Frequent Contributor Peggy Webb offers another great article, part of our Wellness series…
Natural Healing for Kitchen Burns
by Guest Blogger, Peggy Webb, Local Nourishment blog
I’m a bit of a klutz in the kitchen, and the earlier the morning or the fewer hours of sleep, the worse I get! As you can imagine, breakfast is the most dangerous meal of the day for me. But I’ve developed some coping strategies I thought I’d share with you this week.
First, a bit of terminology. A first-degree burn is like a sunburn. It is red and can have white splotches or hard patches and is accompanied by minor pain. These are also called superficial thickness burns.
Second-degree burns include blistering and can cause quite a bit of pain if the burn involves nerve tissue as well as skin tissue. These can also be called superficial partial-thickness burns.
If the skin is blackened and charred or crusted, this is generally considered a third-degree, or deep partial-thickness, burn. This kind of burn results in reduced sensation in the area, as nerve tissues are damaged beyond their ability to transmit pain messages.
Full-thickness burns include damage down to the muscle and bone and require skin grafts.
Though there are also chemical, electrical, and radiation burns, I will only deal here with steam and scalding burns, as these are the most frequent kind encountered in a real-food kitchen. As always, please see a doctor for severe burns, burns that cover a large part of the body, or injuries to the very young or very old, as their thin skin can be permanently damaged much more easily.

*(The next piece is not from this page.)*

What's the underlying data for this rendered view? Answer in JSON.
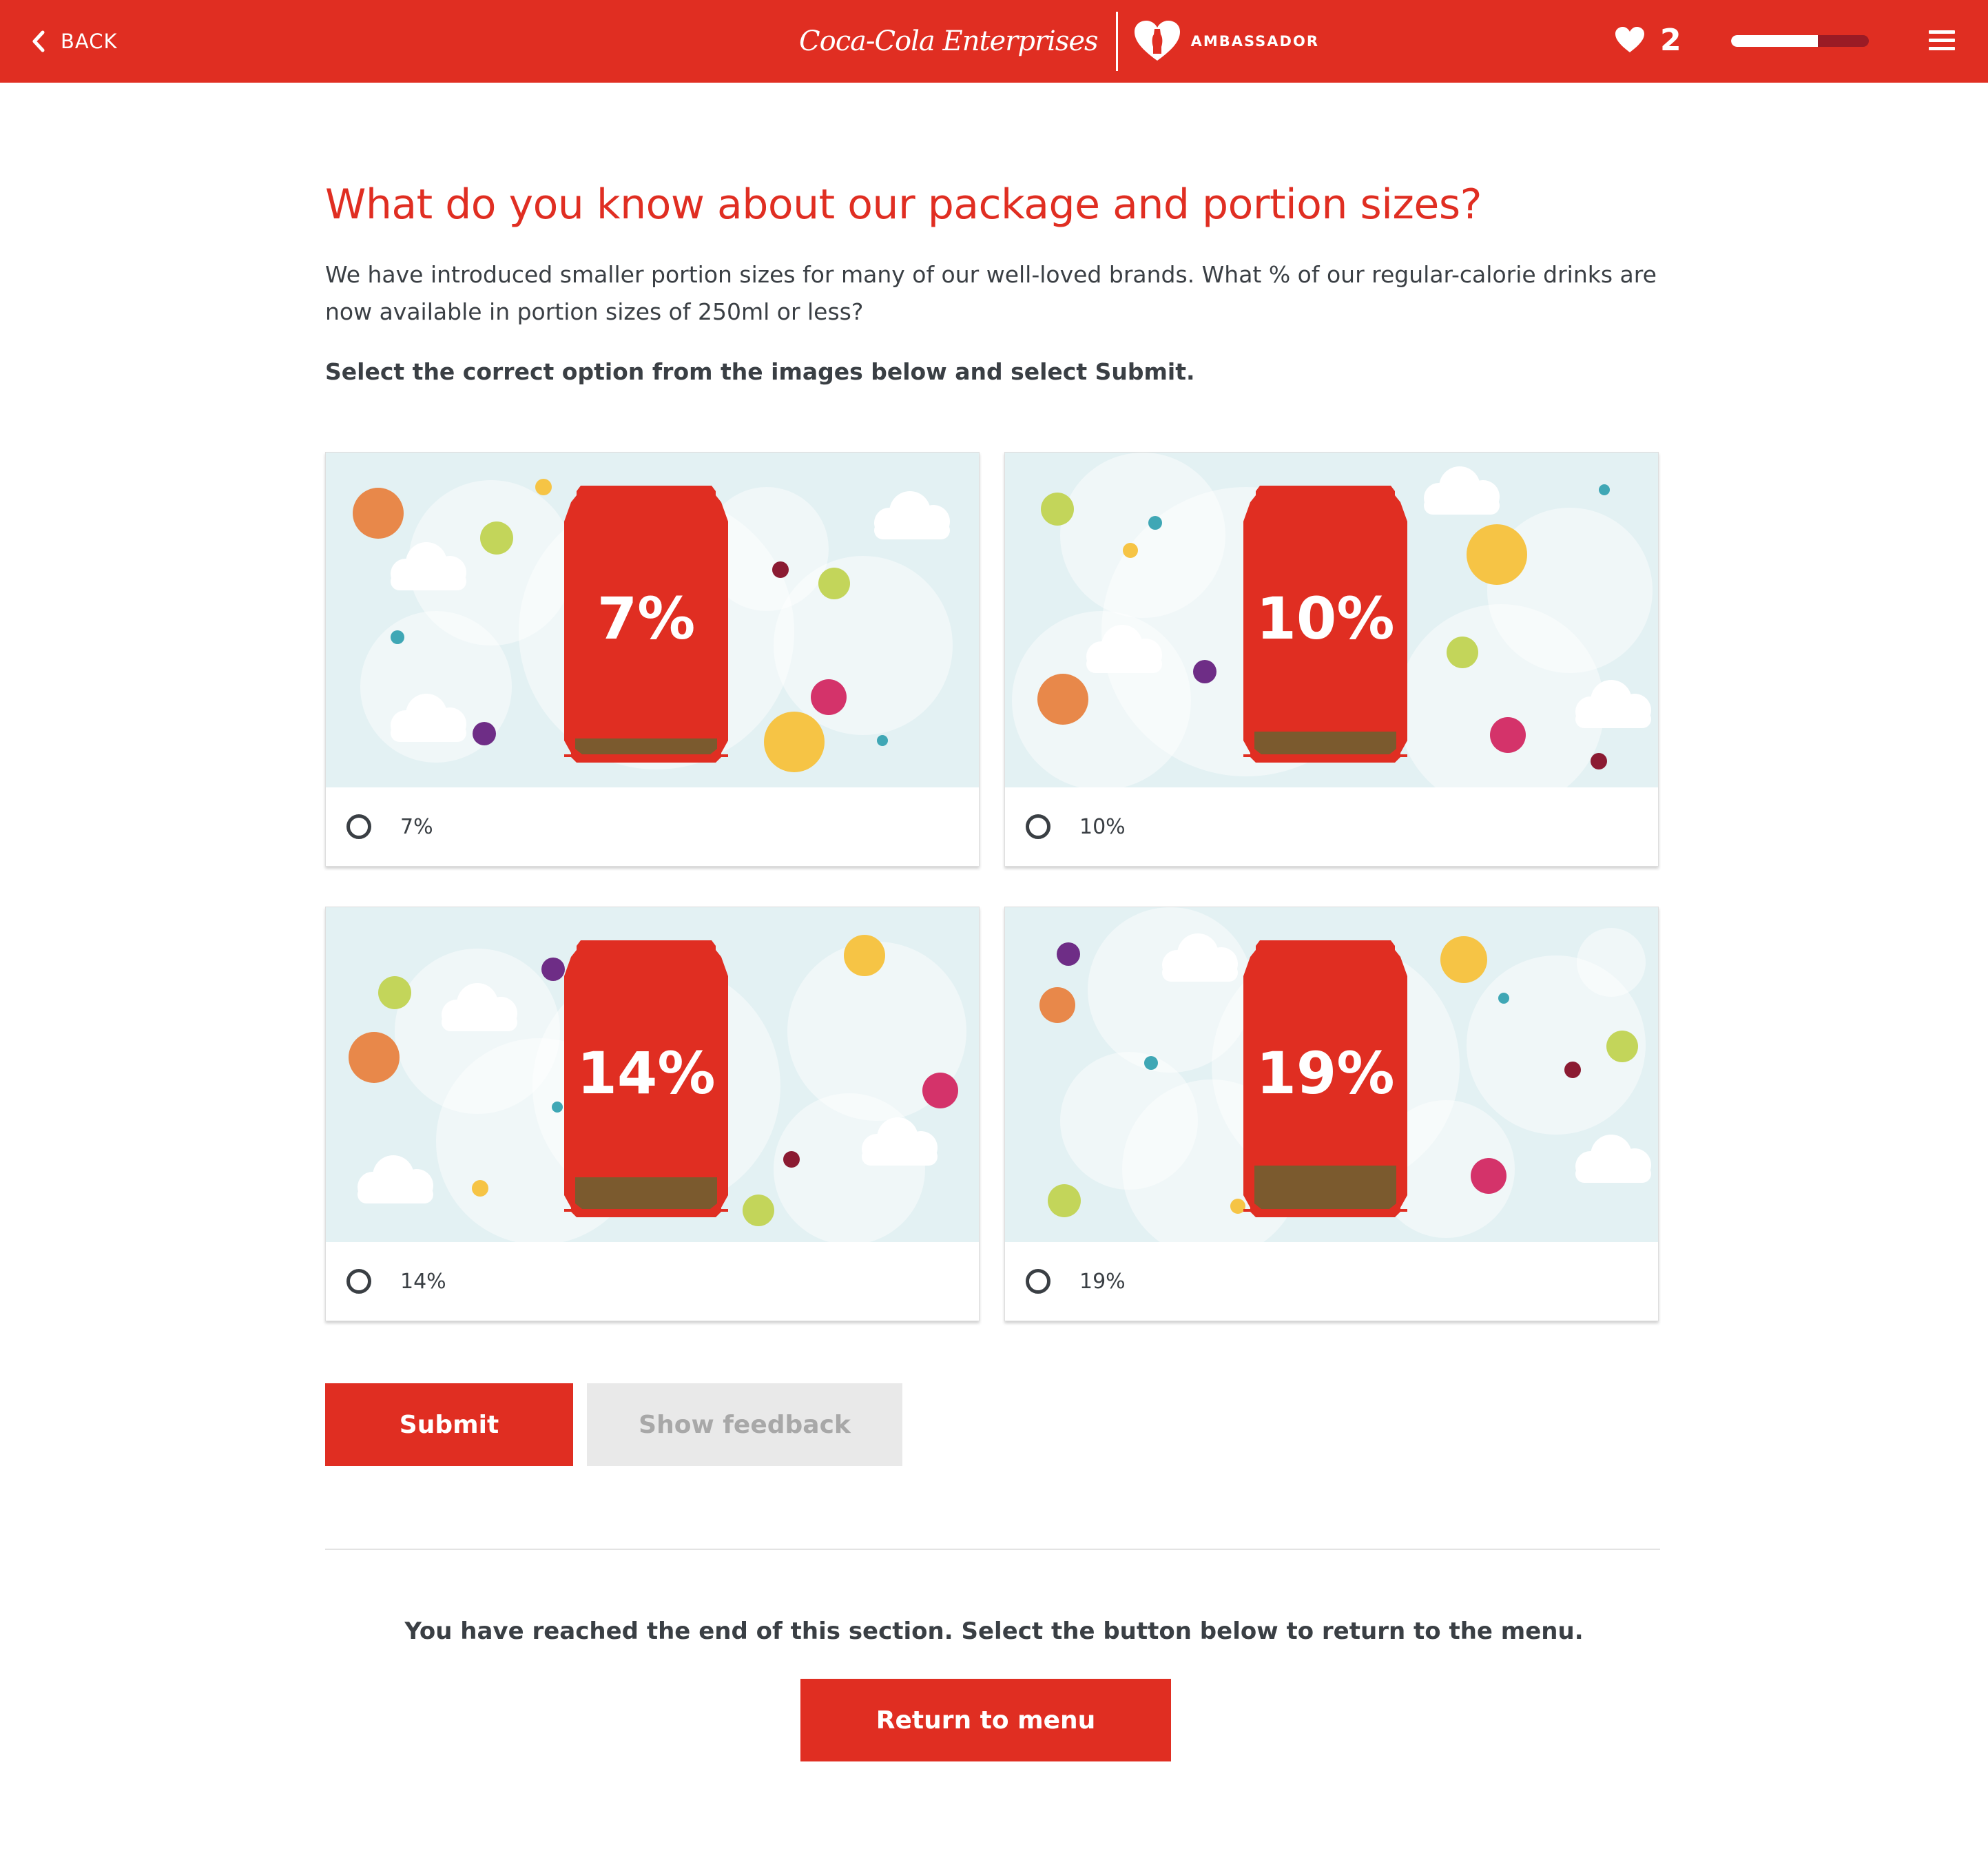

The first thing we experience when getting burned is, of course, PAIN! Rush to the kitchen sink and run a gentle stream of cool water over the burned area. You will probably notice the burn feels better under cool water and worse within seconds of removing it from the water.
Do not reach for the butter, ice, or even aloe in these early moments. Oils trap heat on the surface of the skin and can allow the burn to penetrate for a much longer time, while ice can stick to already damaged skin and tear it, injuring it further.

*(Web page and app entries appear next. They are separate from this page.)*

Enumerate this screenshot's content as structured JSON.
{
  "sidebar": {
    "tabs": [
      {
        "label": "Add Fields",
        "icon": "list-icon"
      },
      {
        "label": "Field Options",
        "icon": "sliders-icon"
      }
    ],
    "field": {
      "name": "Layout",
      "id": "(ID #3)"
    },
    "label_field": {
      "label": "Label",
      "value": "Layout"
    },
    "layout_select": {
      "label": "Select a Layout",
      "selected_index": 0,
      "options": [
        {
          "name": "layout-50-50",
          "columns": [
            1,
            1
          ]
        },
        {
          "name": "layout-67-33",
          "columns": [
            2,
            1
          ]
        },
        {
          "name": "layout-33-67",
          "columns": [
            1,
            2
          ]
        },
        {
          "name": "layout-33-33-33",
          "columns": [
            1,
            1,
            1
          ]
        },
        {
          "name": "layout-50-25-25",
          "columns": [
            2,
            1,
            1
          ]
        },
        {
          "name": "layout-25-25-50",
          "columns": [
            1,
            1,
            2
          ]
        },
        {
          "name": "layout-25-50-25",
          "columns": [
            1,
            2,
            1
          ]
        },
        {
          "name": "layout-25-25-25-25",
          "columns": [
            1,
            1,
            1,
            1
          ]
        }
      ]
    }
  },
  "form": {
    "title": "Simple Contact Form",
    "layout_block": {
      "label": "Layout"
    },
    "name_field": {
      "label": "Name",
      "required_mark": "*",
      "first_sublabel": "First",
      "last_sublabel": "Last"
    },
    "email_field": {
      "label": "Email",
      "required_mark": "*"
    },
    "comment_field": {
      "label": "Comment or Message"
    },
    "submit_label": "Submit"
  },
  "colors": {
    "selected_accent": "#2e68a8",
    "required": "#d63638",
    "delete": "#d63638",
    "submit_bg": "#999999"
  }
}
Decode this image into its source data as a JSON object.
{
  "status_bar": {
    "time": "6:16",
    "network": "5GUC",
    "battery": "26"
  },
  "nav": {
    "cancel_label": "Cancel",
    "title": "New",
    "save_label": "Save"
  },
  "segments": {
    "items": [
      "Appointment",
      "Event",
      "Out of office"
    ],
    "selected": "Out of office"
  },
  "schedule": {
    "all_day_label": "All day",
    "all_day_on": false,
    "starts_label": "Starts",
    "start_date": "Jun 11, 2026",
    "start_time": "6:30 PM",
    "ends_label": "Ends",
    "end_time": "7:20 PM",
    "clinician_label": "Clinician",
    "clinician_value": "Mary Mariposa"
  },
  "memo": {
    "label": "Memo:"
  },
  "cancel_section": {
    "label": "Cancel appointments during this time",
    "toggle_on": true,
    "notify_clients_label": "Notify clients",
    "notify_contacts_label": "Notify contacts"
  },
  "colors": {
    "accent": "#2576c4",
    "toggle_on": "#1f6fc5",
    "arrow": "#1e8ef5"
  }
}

If the burn is on a fingertip, fill a coffee cup with water and soak the injury. I find a 20-minute soak lets me remove my finger for several minutes before the pain returns. As long as the burned area is relatively small, cool water offers your best hope of relief. If the burn covers a large area—like a sunburn might—soak in a cool tub no more than 20 minutes, as hypothermia can be a dangerous side effect of burning. For larger areas or body parts that can’t fit into a soaking bowl, like the middle of your arm or leg, you can use a wet compress over the area.

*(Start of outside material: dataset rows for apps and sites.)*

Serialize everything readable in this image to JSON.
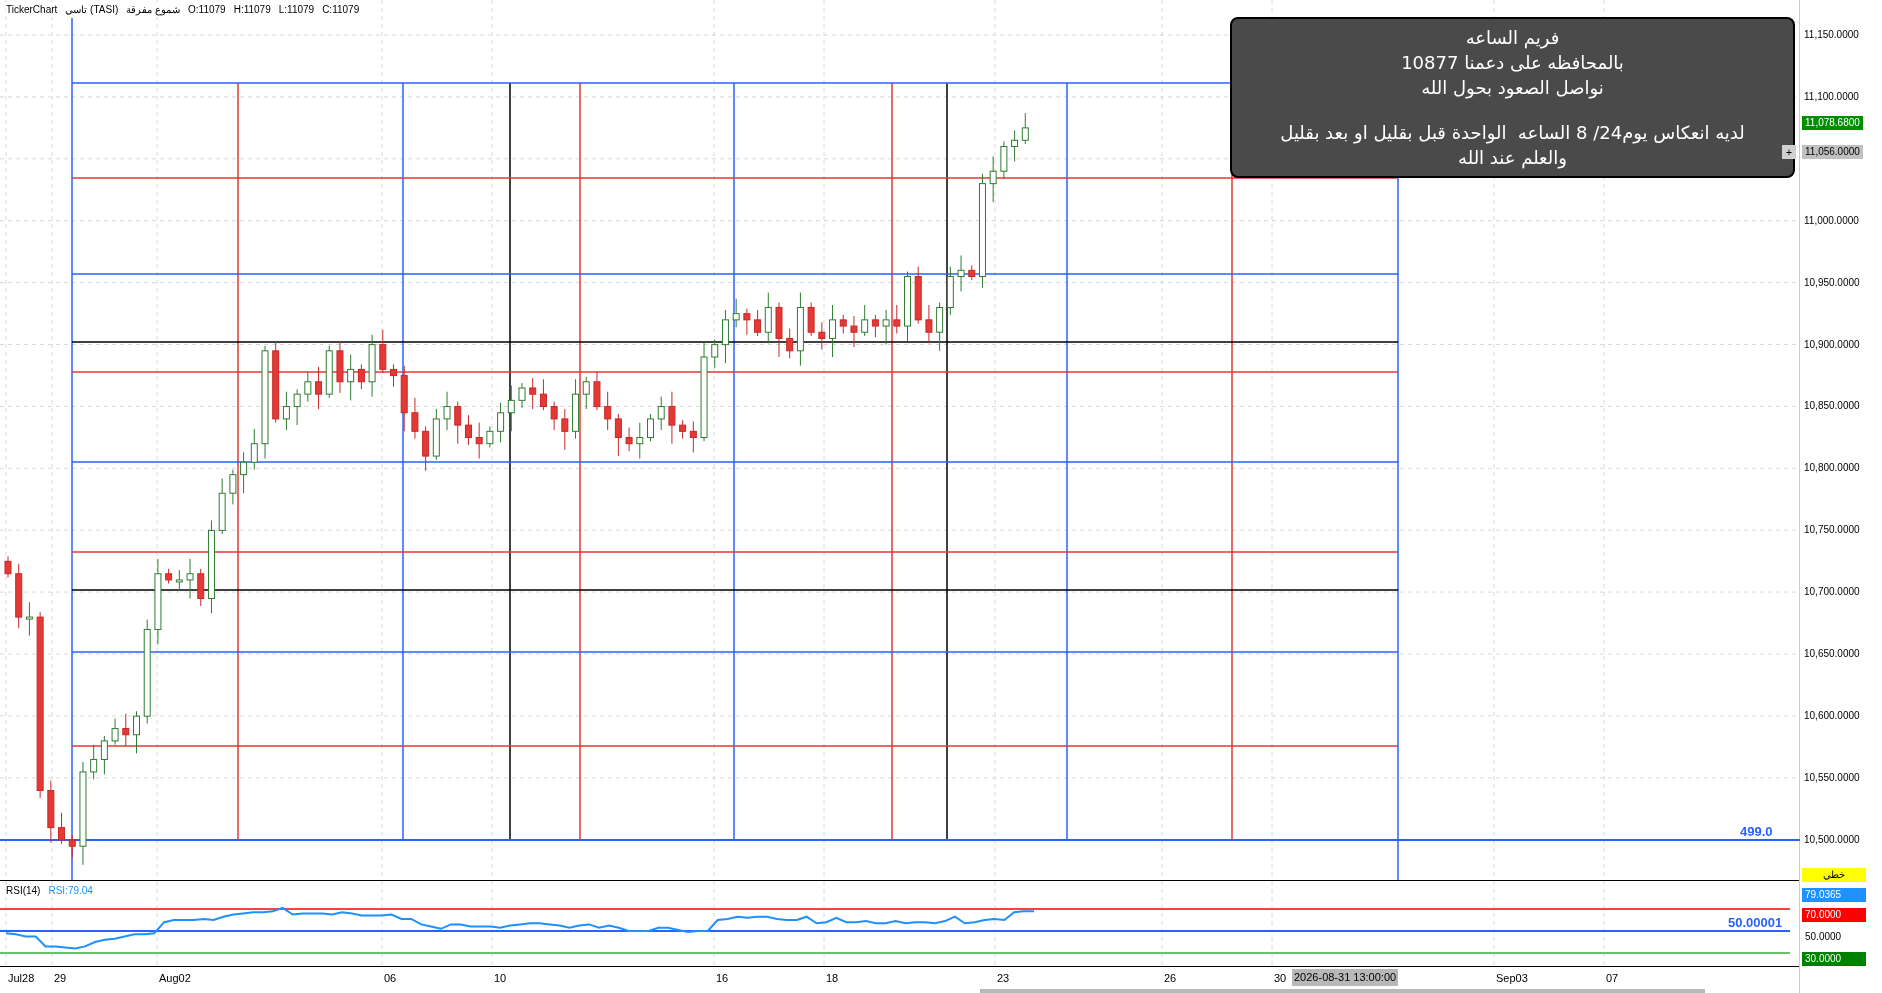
{
  "header": {
    "items": [
      "TickerChart",
      "تاسي (TASI)",
      "شموع مفرقة",
      "O:11079",
      "H:11079",
      "L:11079",
      "C:11079"
    ]
  },
  "note": {
    "paragraphs": [
      [
        "فريم الساعه",
        "بالمحافظه على دعمنا 10877",
        "نواصل الصعود بحول الله"
      ],
      [
        "لديه انعكاس يوم24/ 8 الساعه  الواحدة قبل بقليل او بعد بقليل",
        "والعلم عند الله"
      ]
    ]
  },
  "price_axis": {
    "ticks": [
      "11,150.0000",
      "11,100.0000",
      "11,000.0000",
      "10,950.0000",
      "10,900.0000",
      "10,850.0000",
      "10,800.0000",
      "10,750.0000",
      "10,700.0000",
      "10,650.0000",
      "10,600.0000",
      "10,550.0000",
      "10,500.0000"
    ]
  },
  "price_tags": [
    {
      "text": "11,078.6800",
      "kind": "last"
    },
    {
      "text": "11,056.0000",
      "kind": "cursor"
    }
  ],
  "cursor_button": "+",
  "line_label": "499.0",
  "rsi": {
    "title": "RSI(14)",
    "reading": "RSI:79.04",
    "level_label": "50.00001",
    "tags": [
      {
        "text": "خطي",
        "kind": "style"
      },
      {
        "text": "79.0365",
        "kind": "value"
      },
      {
        "text": "70.0000",
        "kind": "upper"
      },
      {
        "text": "50.0000",
        "kind": "mid"
      },
      {
        "text": "30.0000",
        "kind": "lower"
      }
    ]
  },
  "time_axis": {
    "labels": [
      "Jul28",
      "29",
      "Aug02",
      "06",
      "10",
      "16",
      "18",
      "23",
      "26",
      "30",
      "Sep03",
      "07"
    ],
    "cursor_time": "2026-08-31 13:00:00"
  }
}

This method of immediate cooling can reduce the severity of burns by a degree. In other words, burns that would have blistered may only turn red, whereas burns that would have remained red may heal in just hours. Burns need fresh air to heal quickly, so unless the burn is oozing (which makes it a more serious burn capable of becoming infected) it should not be covered.
After several hours, apply the pure gel from the inside of an aloe vera plant leaf. Please do not use aloe vera gel from a bottle that has preservatives or other additives, as burnt skin is very delicate and easily injured.
Other herbal remedies include St. John’s wort herb oil or calendula salve. Look to the refrigerator as well—mashed avocado is very soothing and healing, and coconut oil has both healing and anti-microbial properties. But be sure the burn is completely cooled before applying anything other than cool water to a burn.
One of the few over-the-counter products I keep in my first-aid kit is a burn pad. It’s made of plastic and contains water held in a base of polyethylene oxide. The gel sheet holds water up against the burn, which provides both pain relief and hydration for the parched skin. The plastic itself is LDPE, recycle number 4, which does not contain BPA and is not known to leach any chemicals or hormone disruptors. However, because the pads contain polyethylene oxide, a known carcinogen, and because damaged skin more readily absorbs synthetic chemicals than healthy skin, I prefer to use these products on the rare occasion that a cool-water soak or wet compress is not possible.
Peggy Webb is a homemaker, mom of six and blogger. She’s not a doctor, nutritionist or other health care professional, just a student nutrition and herbal health. Her articles are not to be construed as medical advice. Please consult your own trusted healthcare professionals about your concerns and questions. Visit Peggy’s blog at LocalNourishment.org.